## PROVIDED RECORDS:
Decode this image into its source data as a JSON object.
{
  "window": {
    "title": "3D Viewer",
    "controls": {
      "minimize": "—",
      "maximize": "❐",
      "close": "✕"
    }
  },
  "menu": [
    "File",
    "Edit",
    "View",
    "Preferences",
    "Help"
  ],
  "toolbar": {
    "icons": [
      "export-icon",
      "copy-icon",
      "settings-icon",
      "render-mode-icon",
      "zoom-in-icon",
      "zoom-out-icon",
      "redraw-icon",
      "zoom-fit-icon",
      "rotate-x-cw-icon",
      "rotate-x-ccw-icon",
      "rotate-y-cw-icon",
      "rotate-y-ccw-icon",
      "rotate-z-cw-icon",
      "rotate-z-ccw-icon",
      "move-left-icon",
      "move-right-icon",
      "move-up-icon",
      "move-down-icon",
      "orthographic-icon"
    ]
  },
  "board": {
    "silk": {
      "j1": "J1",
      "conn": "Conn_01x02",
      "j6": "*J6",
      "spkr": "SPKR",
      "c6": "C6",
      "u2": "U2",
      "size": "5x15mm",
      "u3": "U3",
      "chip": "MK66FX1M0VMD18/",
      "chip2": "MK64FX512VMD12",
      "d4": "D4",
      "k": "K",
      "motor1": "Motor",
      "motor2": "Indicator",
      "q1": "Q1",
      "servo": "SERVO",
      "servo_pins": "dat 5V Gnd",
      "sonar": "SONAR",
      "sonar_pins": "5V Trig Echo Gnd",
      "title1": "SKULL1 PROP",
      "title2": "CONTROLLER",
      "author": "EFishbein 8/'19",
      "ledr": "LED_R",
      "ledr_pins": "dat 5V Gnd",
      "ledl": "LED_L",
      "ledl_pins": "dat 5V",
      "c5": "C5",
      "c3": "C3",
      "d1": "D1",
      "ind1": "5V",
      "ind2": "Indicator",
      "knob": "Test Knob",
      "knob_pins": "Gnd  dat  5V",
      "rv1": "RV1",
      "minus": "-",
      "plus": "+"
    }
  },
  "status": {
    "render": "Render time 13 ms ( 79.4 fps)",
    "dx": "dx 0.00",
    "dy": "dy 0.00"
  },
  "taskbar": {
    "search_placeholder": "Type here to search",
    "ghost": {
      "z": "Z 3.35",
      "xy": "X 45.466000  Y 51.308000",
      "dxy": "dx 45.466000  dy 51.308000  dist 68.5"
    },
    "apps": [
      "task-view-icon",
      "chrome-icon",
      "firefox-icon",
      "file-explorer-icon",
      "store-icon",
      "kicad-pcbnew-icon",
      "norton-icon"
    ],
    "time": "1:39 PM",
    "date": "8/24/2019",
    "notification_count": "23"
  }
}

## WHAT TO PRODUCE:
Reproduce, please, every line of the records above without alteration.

## EXPECTED OUTPUT:
Decode this image into its source data as a JSON object.
{
  "window": {
    "title": "3D Viewer",
    "controls": {
      "minimize": "—",
      "maximize": "❐",
      "close": "✕"
    }
  },
  "menu": [
    "File",
    "Edit",
    "View",
    "Preferences",
    "Help"
  ],
  "toolbar": {
    "icons": [
      "export-icon",
      "copy-icon",
      "settings-icon",
      "render-mode-icon",
      "zoom-in-icon",
      "zoom-out-icon",
      "redraw-icon",
      "zoom-fit-icon",
      "rotate-x-cw-icon",
      "rotate-x-ccw-icon",
      "rotate-y-cw-icon",
      "rotate-y-ccw-icon",
      "rotate-z-cw-icon",
      "rotate-z-ccw-icon",
      "move-left-icon",
      "move-right-icon",
      "move-up-icon",
      "move-down-icon",
      "orthographic-icon"
    ]
  },
  "board": {
    "silk": {
      "j1": "J1",
      "conn": "Conn_01x02",
      "j6": "*J6",
      "spkr": "SPKR",
      "c6": "C6",
      "u2": "U2",
      "size": "5x15mm",
      "u3": "U3",
      "chip": "MK66FX1M0VMD18/",
      "chip2": "MK64FX512VMD12",
      "d4": "D4",
      "k": "K",
      "motor1": "Motor",
      "motor2": "Indicator",
      "q1": "Q1",
      "servo": "SERVO",
      "servo_pins": "dat 5V Gnd",
      "sonar": "SONAR",
      "sonar_pins": "5V Trig Echo Gnd",
      "title1": "SKULL1 PROP",
      "title2": "CONTROLLER",
      "author": "EFishbein 8/'19",
      "ledr": "LED_R",
      "ledr_pins": "dat 5V Gnd",
      "ledl": "LED_L",
      "ledl_pins": "dat 5V",
      "c5": "C5",
      "c3": "C3",
      "d1": "D1",
      "ind1": "5V",
      "ind2": "Indicator",
      "knob": "Test Knob",
      "knob_pins": "Gnd  dat  5V",
      "rv1": "RV1",
      "minus": "-",
      "plus": "+"
    }
  },
  "status": {
    "render": "Render time 13 ms ( 79.4 fps)",
    "dx": "dx 0.00",
    "dy": "dy 0.00"
  },
  "taskbar": {
    "search_placeholder": "Type here to search",
    "ghost": {
      "z": "Z 3.35",
      "xy": "X 45.466000  Y 51.308000",
      "dxy": "dx 45.466000  dy 51.308000  dist 68.5"
    },
    "apps": [
      "task-view-icon",
      "chrome-icon",
      "firefox-icon",
      "file-explorer-icon",
      "store-icon",
      "kicad-pcbnew-icon",
      "norton-icon"
    ],
    "time": "1:39 PM",
    "date": "8/24/2019",
    "notification_count": "23"
  }
}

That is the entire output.